For two centuries, the city-republic of Siena was home to a brilliant succession of painters who produced some of the greatest masterpieces of all time. Taking a broadly chronological approach, Hyman examines the defining characteristics of Sienese painting through its golden age. His enthusiasm shines through as he situates the art in its social, political and religious context, with an emphasis on the Franciscan movement, the cult of the Virgin Mary, the veneration of local saints and the dramatic impact of the Black Death. Important throughout is Siena's civic self-consciousness, felt in the many cityscapes of Sienese art.

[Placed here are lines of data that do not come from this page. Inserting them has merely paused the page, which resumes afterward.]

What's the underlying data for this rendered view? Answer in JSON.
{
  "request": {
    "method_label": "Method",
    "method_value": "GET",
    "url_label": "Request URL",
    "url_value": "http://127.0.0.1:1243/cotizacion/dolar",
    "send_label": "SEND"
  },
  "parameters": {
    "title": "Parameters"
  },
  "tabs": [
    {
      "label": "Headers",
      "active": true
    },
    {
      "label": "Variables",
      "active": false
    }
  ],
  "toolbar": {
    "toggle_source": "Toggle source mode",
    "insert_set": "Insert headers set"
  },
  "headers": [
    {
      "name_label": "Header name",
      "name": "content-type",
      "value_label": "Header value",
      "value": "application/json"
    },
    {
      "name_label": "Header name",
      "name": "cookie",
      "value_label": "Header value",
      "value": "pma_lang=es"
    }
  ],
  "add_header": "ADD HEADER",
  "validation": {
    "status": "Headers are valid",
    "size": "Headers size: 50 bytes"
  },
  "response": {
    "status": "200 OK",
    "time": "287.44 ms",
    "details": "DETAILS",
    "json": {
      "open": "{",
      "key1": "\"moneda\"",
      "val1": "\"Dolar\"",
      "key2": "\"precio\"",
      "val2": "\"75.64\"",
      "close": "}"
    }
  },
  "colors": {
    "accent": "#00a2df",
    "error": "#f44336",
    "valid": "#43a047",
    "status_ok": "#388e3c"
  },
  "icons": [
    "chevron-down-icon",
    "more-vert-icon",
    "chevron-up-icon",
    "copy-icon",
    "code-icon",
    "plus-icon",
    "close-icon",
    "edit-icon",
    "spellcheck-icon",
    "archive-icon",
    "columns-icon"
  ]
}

An unimprovable union of exceptionally acute looking, magical prose and authoritative prose . . . a wonderfully balanced account of a woefully neglected school. TIMES LITERARY SUPPLEMENT